▸ **Data under study**
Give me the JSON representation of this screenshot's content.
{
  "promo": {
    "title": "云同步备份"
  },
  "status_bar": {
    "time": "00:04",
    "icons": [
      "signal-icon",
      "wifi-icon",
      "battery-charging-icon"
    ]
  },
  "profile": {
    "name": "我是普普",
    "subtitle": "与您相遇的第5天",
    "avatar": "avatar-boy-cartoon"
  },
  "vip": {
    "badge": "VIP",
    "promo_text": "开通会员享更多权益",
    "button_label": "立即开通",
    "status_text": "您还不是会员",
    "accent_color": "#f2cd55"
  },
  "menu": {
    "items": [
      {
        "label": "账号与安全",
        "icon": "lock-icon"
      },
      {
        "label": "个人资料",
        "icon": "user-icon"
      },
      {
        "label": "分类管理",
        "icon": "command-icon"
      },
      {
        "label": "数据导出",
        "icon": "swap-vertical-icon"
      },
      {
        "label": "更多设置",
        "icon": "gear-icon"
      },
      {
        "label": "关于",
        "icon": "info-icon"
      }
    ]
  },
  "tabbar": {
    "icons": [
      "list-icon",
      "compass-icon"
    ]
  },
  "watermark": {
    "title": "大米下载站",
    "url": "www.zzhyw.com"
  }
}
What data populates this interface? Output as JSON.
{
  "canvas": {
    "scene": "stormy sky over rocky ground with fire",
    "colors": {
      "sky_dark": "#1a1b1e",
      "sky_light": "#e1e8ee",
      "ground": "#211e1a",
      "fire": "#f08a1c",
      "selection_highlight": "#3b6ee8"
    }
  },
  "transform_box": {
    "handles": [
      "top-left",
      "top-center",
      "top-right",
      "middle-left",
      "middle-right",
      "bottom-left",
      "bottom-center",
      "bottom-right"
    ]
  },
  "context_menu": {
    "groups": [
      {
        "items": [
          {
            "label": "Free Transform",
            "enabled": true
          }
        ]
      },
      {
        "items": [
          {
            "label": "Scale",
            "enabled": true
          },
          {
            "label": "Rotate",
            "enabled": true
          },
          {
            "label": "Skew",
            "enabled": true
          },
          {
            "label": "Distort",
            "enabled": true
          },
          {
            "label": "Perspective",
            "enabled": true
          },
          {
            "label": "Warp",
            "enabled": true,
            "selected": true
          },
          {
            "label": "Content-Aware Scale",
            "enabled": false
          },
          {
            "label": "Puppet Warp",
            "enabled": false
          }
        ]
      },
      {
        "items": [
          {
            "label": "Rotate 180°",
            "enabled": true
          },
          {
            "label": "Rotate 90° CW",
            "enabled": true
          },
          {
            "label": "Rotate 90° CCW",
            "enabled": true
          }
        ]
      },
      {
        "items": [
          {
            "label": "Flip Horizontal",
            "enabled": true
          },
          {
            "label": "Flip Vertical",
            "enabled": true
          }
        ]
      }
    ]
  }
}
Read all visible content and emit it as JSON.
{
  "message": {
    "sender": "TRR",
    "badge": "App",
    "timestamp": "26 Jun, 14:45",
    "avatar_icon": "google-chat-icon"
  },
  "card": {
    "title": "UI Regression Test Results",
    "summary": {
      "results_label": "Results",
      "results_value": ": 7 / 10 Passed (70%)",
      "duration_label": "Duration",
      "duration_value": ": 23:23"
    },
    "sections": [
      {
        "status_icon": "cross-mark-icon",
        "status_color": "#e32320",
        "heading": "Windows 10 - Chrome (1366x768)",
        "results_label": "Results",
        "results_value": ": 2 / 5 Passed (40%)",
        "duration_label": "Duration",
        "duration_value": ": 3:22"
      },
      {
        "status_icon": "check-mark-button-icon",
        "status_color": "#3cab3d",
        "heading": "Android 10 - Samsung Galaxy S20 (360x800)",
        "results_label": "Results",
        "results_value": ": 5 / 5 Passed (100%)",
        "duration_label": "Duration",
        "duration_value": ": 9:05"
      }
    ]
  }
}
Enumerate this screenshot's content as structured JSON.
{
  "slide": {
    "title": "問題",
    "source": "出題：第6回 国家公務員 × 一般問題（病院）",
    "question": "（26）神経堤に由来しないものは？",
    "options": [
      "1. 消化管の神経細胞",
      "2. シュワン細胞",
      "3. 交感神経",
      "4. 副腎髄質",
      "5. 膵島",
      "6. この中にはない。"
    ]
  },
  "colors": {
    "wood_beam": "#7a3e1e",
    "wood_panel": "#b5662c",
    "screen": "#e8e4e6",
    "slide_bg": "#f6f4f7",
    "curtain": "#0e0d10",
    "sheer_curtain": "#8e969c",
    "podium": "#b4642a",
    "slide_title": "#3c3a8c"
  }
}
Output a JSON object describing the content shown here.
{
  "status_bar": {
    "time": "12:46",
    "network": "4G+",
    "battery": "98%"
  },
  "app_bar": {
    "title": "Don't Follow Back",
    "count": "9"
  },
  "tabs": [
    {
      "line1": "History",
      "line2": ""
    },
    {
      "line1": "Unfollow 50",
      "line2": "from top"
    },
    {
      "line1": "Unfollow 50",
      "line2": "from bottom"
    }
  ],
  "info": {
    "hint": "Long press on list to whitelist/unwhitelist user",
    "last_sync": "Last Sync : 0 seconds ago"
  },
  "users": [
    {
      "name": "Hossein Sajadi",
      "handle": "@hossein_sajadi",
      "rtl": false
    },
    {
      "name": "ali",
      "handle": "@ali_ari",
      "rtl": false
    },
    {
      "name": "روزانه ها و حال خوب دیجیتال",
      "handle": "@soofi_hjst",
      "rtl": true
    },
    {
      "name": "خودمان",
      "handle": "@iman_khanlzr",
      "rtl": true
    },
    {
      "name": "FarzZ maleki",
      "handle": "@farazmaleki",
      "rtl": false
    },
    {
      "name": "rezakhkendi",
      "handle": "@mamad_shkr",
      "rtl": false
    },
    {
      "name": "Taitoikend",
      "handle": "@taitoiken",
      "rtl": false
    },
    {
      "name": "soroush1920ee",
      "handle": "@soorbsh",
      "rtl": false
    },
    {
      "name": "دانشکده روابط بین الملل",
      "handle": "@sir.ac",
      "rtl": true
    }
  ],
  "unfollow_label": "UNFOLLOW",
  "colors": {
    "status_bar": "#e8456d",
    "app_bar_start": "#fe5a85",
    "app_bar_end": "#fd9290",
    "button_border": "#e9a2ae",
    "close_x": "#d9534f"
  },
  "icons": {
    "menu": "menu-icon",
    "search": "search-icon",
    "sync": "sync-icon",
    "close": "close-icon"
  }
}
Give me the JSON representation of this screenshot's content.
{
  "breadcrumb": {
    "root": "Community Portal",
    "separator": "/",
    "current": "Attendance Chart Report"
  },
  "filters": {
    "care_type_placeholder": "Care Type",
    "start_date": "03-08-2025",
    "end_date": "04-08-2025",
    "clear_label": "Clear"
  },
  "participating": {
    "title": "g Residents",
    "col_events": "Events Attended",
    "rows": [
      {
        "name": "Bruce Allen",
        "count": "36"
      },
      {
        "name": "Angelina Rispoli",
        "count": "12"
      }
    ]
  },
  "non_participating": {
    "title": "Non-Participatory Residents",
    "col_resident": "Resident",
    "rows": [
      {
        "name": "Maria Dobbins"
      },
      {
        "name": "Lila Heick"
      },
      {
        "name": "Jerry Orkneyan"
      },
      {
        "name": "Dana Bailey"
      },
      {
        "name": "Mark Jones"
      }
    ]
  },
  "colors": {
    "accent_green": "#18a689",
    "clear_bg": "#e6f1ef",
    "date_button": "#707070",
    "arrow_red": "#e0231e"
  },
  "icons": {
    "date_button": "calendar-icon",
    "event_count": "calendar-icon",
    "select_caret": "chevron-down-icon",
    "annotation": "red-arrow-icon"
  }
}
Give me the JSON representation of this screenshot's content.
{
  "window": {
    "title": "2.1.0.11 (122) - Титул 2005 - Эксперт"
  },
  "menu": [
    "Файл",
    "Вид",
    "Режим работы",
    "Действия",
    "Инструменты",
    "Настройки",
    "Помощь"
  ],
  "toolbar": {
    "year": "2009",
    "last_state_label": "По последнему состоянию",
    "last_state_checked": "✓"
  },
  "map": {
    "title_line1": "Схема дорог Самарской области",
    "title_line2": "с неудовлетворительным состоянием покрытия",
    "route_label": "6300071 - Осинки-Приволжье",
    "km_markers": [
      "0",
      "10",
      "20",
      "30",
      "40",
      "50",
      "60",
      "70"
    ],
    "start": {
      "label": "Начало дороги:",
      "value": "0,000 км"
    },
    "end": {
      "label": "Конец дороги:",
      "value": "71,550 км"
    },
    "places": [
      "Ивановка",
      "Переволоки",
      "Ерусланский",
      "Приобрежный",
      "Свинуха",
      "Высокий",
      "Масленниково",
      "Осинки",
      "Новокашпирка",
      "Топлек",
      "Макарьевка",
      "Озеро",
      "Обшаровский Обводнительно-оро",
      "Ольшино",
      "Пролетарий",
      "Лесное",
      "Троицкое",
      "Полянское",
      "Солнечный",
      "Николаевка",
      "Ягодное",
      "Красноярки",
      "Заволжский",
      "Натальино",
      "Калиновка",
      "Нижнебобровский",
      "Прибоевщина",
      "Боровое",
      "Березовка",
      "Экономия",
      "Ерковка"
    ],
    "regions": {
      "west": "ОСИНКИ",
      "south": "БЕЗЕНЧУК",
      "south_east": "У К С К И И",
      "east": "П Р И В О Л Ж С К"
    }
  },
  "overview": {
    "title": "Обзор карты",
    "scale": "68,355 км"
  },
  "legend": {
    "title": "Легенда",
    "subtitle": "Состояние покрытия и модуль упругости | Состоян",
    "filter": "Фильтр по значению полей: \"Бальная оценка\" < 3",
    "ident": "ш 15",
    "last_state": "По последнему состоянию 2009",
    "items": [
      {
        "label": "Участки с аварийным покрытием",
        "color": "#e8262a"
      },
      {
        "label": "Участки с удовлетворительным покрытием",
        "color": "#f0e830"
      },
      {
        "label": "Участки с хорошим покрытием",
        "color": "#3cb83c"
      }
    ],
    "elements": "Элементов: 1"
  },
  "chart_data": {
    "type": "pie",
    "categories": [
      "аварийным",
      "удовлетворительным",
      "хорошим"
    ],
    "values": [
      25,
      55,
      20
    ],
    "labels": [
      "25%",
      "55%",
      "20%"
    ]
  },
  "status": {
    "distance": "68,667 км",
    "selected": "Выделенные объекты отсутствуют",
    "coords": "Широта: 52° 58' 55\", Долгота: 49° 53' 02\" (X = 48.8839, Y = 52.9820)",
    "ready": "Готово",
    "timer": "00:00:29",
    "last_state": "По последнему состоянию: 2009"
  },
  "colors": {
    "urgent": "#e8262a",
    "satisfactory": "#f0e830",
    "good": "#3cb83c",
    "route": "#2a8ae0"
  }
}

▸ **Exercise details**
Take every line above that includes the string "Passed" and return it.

▸ **Result of this task**
      "results_value": ": 7 / 10 Passed (70%)",
        "results_value": ": 2 / 5 Passed (40%)",
        "results_value": ": 5 / 5 Passed (100%)",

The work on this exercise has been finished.